MY KOLKATA EDUGRAPH
ADVERTISEMENT
regular-article-logo Saturday, 24 February 2024

NCERT textbook row: Name withdrawal 'spectacle' disrupting process of updating curriculum, say academics

A number of academicians as well as political scientists Yogendra Yadav and Suhas Palshikar, who were part of the textbook development committee of NCERT, asked the council to drop their names from textbooks over 'several substantive revisions of the original texts'

PTI New Delhi Published 16.06.23, 09:27 AM
Suhas Palshikar and Yogendra Yadav

Suhas Palshikar and Yogendra Yadav File picture

The "spectacle" created by some "arrogant and self-interested" people regarding the withdrawal of their names over the NCERT textbook row is disrupting the process of updating the curriculum, a group of academicians, including vice-chancellors of central universities, NIT directors and IIM chairpersons, has said.

A number of academicians as well as political scientists Yogendra Yadav and Suhas Palshikar, who were part of the textbook development committee of the National Council of Educational Research and Training (NCERT), had asked the council to drop their names from textbooks over "several substantive revisions of the original texts".

ADVERTISEMENT

A joint statement issued by 73 academicians on Thursday night alleged that there have been deliberate attempts to malign the NCERT in the last three months and this reflects the "intellectual arrogance of academicians who want students to study 17-year-old textbooks".

The signatories to the statement include the vice-chancellors of the Jawaharlal Nehru University (JNU), Tezpur University, Mahatma Gandhi Central University, The English and Foreign Languages University, Central University of Jharkhand, Ranchi University, Bangalore University, Indira Gandhi National Tribal University, the NIT Jalandhar director, the chairman of the Board of Governors, IIM Kashipur, the ICSSR secretary and the NIOS chairman.

"In the past three months, there have been deliberate attempts to malign the NCERT, a leading public institution, and disrupt the much-needed process for curriculum updation.

"Academicians trying to capture media attention through this name-withdrawal spectacle seem to have forgotten that textbooks are an outcome of collective intellectual engagement and rigorous efforts," the statement said.

"The scholars who have suggested the changes in the textbooks have not suggested any epistemic rupture in the existing domain of knowledge, but just rationalised the course content as per contemporary knowledge need.

"As regards the decision of who decides what is unacceptable and what is desirable it is argued that every new generation has the right to make additions/deletions to the existing knowledge base," it added.

The NCERT, however, has said the withdrawal of anyone's association is out of question as textbooks at the school level are developed on the basis of knowledge and understanding on a given subject and at no stage, individual authorship is claimed.

"Through misinformation, rumours and false allegations, they want to derail the implementation of the National Education Policy (NEP 2020) and disrupt the updation of NCERT textbooks.
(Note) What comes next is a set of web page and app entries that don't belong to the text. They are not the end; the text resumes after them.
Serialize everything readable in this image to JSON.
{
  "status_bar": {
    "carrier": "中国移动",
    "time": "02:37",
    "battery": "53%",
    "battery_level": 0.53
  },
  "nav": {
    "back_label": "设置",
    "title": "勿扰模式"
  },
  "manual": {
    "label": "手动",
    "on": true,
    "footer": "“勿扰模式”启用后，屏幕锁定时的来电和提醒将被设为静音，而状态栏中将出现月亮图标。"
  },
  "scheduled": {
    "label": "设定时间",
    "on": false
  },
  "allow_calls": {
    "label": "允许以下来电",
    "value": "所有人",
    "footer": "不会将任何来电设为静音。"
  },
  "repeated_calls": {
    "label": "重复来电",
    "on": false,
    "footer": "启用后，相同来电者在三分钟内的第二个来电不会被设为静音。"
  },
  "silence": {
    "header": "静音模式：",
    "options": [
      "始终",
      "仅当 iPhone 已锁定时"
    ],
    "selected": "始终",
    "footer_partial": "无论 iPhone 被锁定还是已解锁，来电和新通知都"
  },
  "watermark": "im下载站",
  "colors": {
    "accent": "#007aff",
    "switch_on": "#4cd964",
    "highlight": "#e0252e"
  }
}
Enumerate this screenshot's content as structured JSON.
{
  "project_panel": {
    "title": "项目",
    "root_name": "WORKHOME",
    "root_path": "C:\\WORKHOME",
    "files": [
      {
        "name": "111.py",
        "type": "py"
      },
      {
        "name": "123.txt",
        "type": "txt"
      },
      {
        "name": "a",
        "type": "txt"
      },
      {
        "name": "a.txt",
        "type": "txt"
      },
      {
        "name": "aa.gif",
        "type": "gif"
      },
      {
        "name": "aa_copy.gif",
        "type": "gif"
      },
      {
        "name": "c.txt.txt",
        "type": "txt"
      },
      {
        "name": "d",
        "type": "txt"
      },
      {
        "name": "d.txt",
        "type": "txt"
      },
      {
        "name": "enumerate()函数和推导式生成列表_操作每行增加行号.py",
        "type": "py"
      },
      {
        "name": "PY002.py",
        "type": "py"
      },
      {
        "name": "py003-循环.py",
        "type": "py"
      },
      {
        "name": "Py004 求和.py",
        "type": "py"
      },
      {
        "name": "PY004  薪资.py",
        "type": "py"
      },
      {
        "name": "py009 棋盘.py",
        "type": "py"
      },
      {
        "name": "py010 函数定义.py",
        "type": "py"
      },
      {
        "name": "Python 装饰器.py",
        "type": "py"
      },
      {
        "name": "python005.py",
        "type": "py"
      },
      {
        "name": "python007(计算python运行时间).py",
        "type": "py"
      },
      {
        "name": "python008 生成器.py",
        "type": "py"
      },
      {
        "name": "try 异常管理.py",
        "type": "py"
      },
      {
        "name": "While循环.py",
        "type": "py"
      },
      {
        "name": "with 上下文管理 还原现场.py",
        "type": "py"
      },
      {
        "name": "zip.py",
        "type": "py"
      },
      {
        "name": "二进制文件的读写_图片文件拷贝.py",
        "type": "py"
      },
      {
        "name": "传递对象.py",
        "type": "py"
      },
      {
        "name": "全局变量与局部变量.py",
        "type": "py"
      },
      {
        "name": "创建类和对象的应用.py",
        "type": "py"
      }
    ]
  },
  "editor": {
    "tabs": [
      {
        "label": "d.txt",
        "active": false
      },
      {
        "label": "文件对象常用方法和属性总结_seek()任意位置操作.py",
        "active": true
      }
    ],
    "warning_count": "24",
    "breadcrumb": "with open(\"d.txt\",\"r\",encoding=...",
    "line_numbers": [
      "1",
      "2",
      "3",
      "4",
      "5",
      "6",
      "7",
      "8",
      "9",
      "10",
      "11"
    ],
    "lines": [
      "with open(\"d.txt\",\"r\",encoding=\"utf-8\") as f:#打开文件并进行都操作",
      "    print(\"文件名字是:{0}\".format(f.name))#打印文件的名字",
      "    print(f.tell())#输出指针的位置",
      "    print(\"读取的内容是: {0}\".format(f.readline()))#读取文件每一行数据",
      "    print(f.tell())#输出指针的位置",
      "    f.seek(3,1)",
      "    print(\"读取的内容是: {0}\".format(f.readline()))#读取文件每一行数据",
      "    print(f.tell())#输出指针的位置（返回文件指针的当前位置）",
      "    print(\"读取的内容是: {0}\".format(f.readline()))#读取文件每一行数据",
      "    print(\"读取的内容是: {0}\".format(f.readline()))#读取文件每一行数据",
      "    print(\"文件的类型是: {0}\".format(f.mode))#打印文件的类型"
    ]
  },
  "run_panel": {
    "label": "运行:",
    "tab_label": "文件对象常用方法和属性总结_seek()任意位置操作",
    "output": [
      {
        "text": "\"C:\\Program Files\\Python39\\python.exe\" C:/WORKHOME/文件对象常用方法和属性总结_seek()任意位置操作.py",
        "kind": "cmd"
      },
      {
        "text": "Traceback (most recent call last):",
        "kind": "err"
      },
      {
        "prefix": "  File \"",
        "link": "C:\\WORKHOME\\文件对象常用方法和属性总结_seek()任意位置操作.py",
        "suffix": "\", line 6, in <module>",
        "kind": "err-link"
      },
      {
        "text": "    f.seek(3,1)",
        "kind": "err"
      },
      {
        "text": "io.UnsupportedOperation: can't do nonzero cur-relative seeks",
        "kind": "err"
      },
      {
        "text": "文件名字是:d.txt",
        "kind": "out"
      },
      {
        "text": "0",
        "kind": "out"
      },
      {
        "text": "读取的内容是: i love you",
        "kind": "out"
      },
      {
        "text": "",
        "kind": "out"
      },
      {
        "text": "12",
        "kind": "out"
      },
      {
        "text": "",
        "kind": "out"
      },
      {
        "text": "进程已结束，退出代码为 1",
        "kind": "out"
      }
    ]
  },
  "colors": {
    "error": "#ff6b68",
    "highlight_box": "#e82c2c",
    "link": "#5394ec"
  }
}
Their demand that students continue to study from 17-year-old textbooks rather than updated textbooks in sync with contemporary developments and pedagogical advancement reveals intellectual arrogance," the joint statement said.

"In their quest to further their political agenda, they are ready to endanger the future of crores of children across the country. While students are eagerly awaiting updated textbooks, these academicians are continuing to create hurdles and derail the entire process," it said.

The dropping of several topics and portions from NCERT textbooks last month triggered a controversy, with the opposition blaming the BJP-led Centre of "whitewashing with vengeance".

At the heart of the controversy was the fact that while the changes made as part of a rationalisation exercise were notified, some of the controversial deletions were not mentioned. This led to allegations about a bid to delete these portions surreptitiously.

The NCERT had described the omissions as a possible oversight, but refused to undo the deletions, saying they were based on the recommendations of experts.

It had also said the textbooks were anyway headed for a revision in 2024, the year when the National Curriculum Framework (NCF) kicks in. However, it subsequently changed its stand and said "minor changes need not be notified".

Except for the headline, this story has not been edited by The Telegraph Online staff and has been published from a syndicated feed.

Follow us on:
ADVERTISEMENT